**About this task:**
Copy, from the entries below, each line where the word "debugger" can be found.

[Opening Records for processing section]

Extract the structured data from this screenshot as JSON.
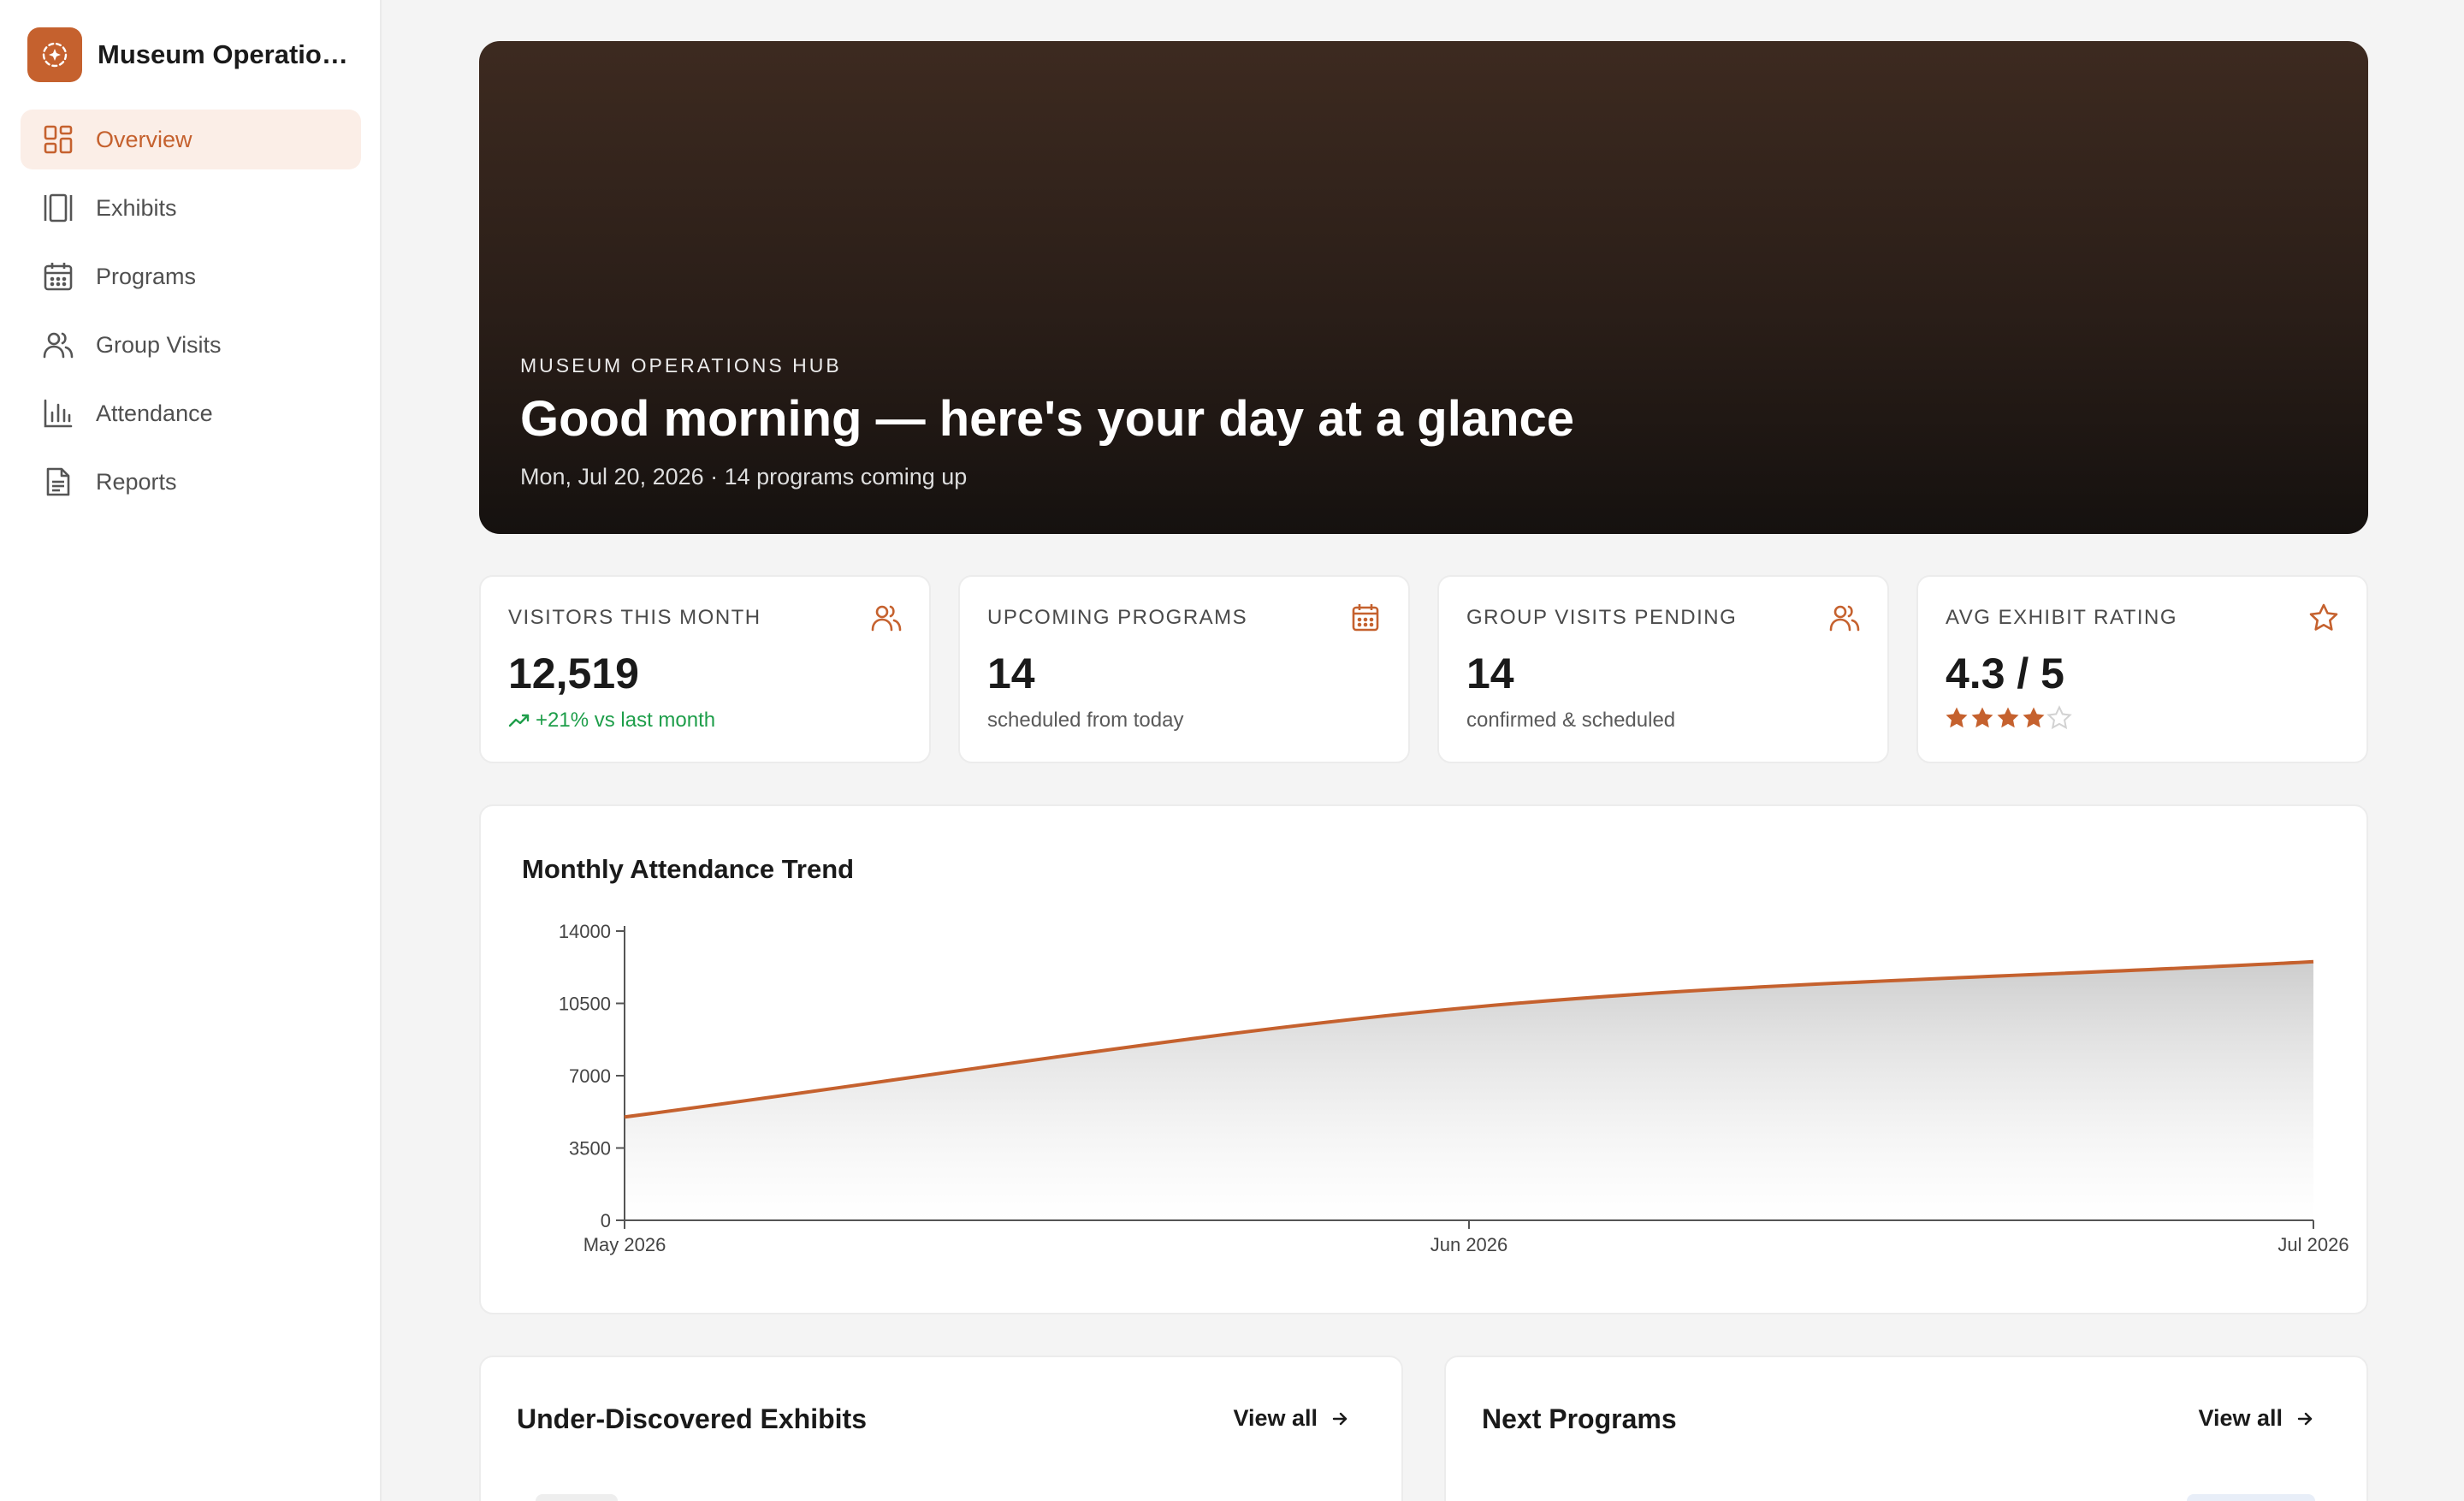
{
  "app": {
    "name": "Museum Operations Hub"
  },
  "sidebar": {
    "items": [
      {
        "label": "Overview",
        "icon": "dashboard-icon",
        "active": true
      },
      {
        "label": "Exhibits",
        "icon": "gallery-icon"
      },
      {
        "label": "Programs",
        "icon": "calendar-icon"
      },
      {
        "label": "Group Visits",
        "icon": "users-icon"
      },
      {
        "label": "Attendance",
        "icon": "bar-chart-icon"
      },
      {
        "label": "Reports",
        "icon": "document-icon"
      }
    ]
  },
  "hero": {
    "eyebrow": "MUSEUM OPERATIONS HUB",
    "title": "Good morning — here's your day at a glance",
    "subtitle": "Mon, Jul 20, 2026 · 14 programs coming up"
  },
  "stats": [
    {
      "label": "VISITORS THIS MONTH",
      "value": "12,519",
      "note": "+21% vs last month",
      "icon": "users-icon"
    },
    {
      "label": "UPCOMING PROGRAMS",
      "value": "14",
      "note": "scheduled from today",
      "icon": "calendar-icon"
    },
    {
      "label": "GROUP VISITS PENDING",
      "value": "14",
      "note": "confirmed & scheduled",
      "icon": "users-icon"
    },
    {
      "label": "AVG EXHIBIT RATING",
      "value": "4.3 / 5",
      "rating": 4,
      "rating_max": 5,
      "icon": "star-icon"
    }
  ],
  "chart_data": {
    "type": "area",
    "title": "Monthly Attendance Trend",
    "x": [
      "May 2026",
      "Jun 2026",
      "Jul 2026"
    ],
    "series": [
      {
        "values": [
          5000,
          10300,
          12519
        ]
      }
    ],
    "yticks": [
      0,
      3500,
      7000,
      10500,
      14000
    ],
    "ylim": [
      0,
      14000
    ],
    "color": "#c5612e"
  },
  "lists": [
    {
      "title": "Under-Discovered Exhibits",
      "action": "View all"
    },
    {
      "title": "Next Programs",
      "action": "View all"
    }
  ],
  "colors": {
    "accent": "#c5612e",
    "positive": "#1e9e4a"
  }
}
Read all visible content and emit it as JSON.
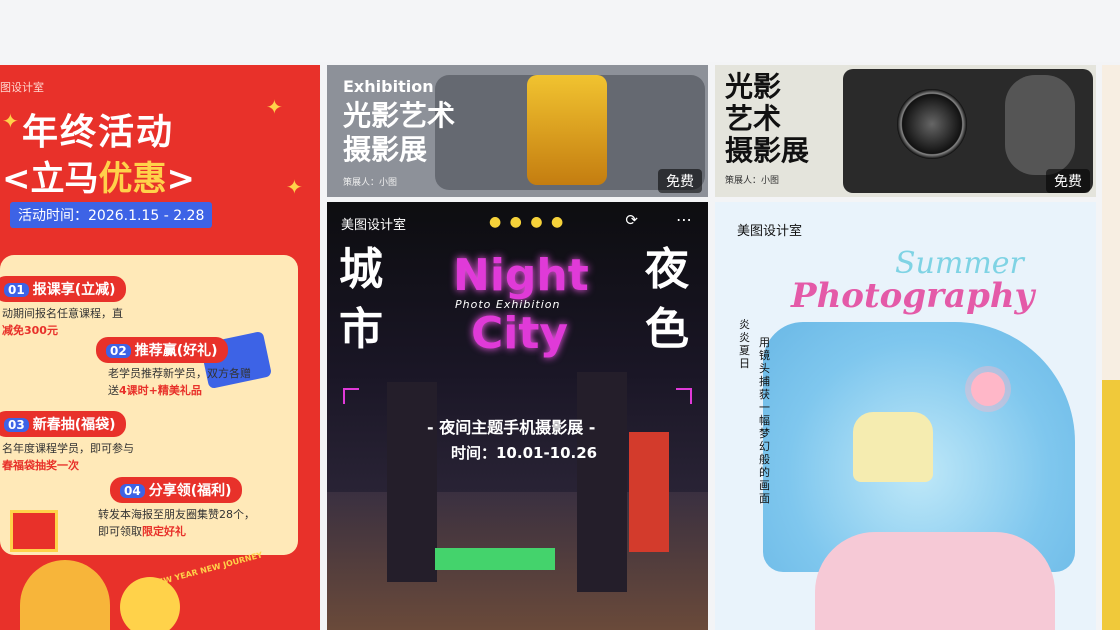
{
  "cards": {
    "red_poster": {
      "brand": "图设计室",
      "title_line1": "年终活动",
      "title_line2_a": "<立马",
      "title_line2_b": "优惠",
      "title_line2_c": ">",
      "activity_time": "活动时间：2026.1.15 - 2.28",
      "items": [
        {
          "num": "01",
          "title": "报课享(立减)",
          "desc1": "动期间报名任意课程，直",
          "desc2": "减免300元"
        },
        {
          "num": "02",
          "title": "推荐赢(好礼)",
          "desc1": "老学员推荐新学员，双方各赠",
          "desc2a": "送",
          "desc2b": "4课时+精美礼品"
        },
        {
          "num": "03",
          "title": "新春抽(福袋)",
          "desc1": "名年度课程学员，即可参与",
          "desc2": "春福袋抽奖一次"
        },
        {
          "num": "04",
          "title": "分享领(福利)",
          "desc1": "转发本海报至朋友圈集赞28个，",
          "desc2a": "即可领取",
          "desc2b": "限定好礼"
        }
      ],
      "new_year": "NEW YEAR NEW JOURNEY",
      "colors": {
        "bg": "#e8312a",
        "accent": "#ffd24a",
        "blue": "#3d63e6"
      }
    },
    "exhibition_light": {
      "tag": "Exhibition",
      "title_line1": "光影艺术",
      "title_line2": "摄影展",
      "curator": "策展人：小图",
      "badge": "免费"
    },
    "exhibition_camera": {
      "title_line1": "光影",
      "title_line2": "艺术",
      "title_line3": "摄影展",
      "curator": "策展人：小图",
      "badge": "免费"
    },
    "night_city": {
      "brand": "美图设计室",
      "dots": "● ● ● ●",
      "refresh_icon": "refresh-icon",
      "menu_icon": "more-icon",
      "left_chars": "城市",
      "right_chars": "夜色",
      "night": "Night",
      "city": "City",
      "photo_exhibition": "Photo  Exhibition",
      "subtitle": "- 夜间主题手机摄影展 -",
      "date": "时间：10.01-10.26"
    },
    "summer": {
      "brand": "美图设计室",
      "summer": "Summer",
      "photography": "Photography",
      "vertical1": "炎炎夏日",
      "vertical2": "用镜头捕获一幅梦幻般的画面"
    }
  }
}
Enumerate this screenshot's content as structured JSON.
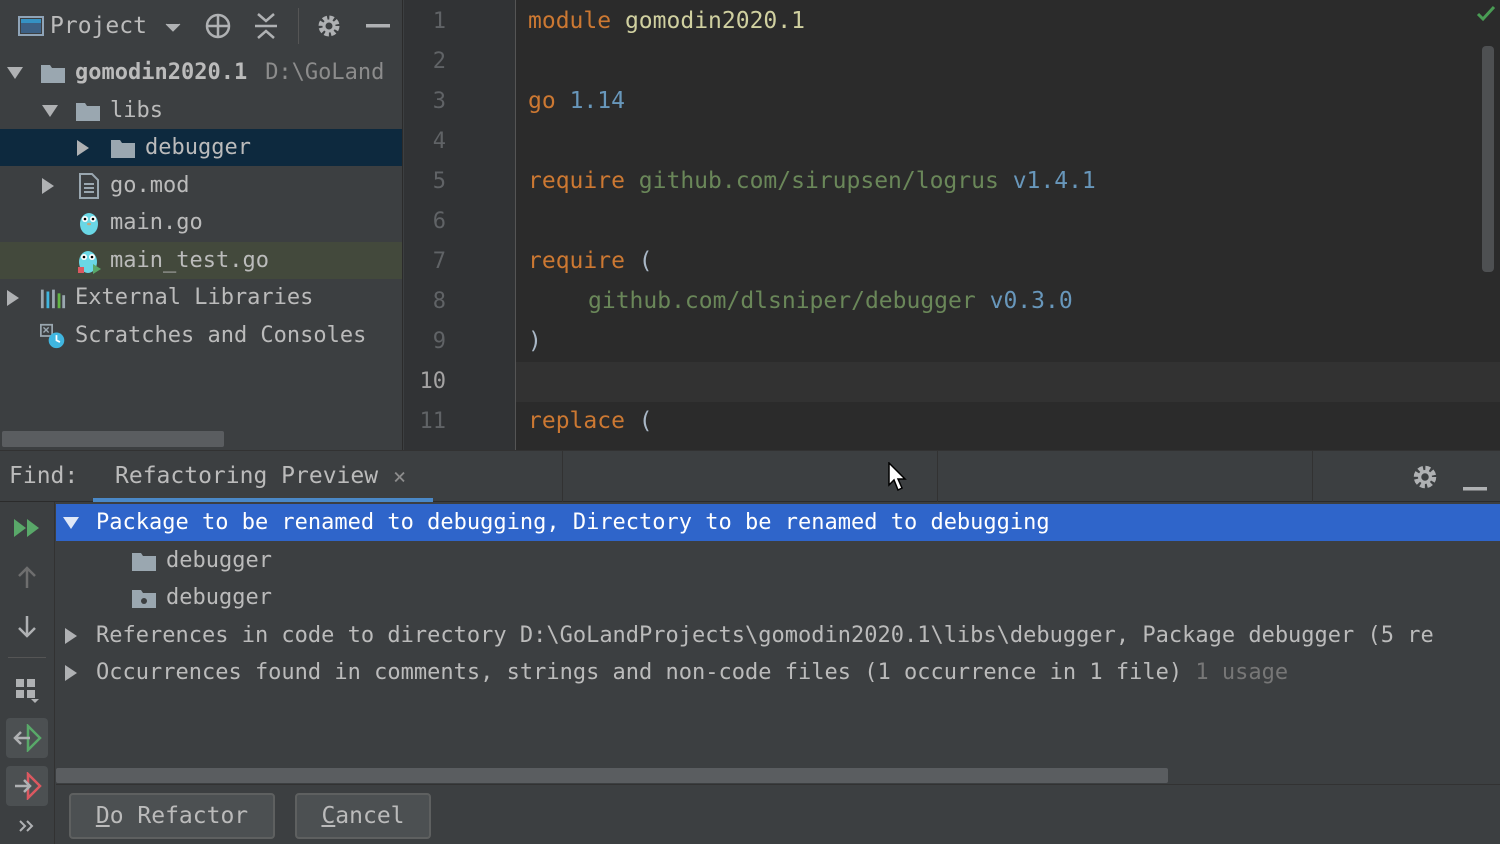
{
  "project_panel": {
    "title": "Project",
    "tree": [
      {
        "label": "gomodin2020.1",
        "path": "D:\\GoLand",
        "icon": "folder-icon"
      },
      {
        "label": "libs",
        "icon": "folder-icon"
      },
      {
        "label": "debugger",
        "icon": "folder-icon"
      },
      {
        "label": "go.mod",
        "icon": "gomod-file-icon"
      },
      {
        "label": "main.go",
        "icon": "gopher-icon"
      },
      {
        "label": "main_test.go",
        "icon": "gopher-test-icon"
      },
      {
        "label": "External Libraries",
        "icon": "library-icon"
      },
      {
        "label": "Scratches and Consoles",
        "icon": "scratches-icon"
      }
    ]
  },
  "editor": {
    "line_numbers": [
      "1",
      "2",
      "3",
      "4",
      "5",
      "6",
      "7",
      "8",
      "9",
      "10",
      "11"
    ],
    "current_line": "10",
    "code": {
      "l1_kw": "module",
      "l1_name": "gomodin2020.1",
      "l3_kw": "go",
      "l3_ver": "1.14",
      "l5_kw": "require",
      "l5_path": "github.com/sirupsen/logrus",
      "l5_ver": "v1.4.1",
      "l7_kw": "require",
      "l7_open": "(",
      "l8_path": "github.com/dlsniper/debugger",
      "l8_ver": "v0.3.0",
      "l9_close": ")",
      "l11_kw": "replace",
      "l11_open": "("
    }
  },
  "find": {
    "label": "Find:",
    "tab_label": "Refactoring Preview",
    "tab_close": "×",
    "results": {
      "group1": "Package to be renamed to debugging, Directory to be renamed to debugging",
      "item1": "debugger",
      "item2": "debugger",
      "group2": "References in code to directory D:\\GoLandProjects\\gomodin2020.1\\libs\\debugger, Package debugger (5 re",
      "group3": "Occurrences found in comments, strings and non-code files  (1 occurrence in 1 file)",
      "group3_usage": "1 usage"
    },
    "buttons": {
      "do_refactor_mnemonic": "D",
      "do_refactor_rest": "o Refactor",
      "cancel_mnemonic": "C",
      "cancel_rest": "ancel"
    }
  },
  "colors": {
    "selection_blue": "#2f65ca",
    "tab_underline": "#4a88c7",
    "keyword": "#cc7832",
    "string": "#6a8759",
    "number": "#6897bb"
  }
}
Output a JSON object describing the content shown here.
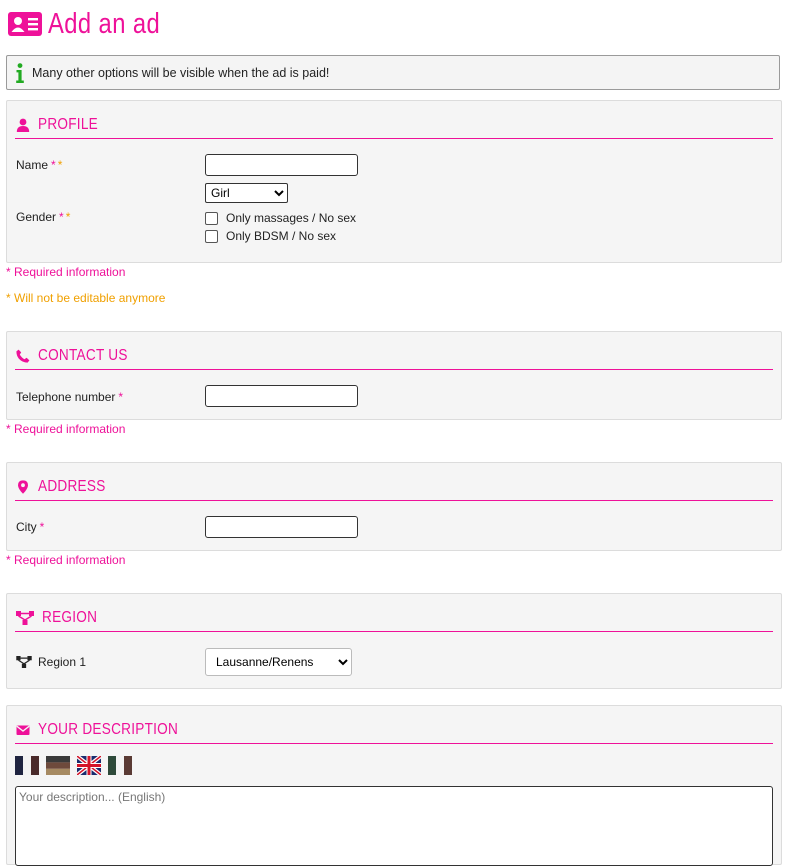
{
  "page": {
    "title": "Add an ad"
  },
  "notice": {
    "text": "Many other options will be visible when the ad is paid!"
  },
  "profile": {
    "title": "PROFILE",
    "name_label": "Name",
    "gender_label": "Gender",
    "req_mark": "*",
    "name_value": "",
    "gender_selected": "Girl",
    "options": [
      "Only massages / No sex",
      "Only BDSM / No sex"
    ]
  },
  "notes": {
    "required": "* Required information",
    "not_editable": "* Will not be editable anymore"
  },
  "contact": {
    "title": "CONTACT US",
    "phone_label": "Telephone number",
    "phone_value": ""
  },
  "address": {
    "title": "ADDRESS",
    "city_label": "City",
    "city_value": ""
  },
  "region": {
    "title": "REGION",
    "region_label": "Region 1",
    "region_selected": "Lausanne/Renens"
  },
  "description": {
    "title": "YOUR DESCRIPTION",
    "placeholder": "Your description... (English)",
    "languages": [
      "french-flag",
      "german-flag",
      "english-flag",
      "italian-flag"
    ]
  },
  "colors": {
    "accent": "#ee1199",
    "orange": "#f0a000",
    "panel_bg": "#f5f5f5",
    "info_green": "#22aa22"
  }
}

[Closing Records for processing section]

**Response to the exercise:**
        "label": "debugger",
      "l8_path": "github.com/dlsniper/debugger",
      "item1": "debugger",
      "item2": "debugger",
      "group2": "References in code to directory D:\\GoLandProjects\\gomodin2020.1\\libs\\debugger, Package debugger (5 re",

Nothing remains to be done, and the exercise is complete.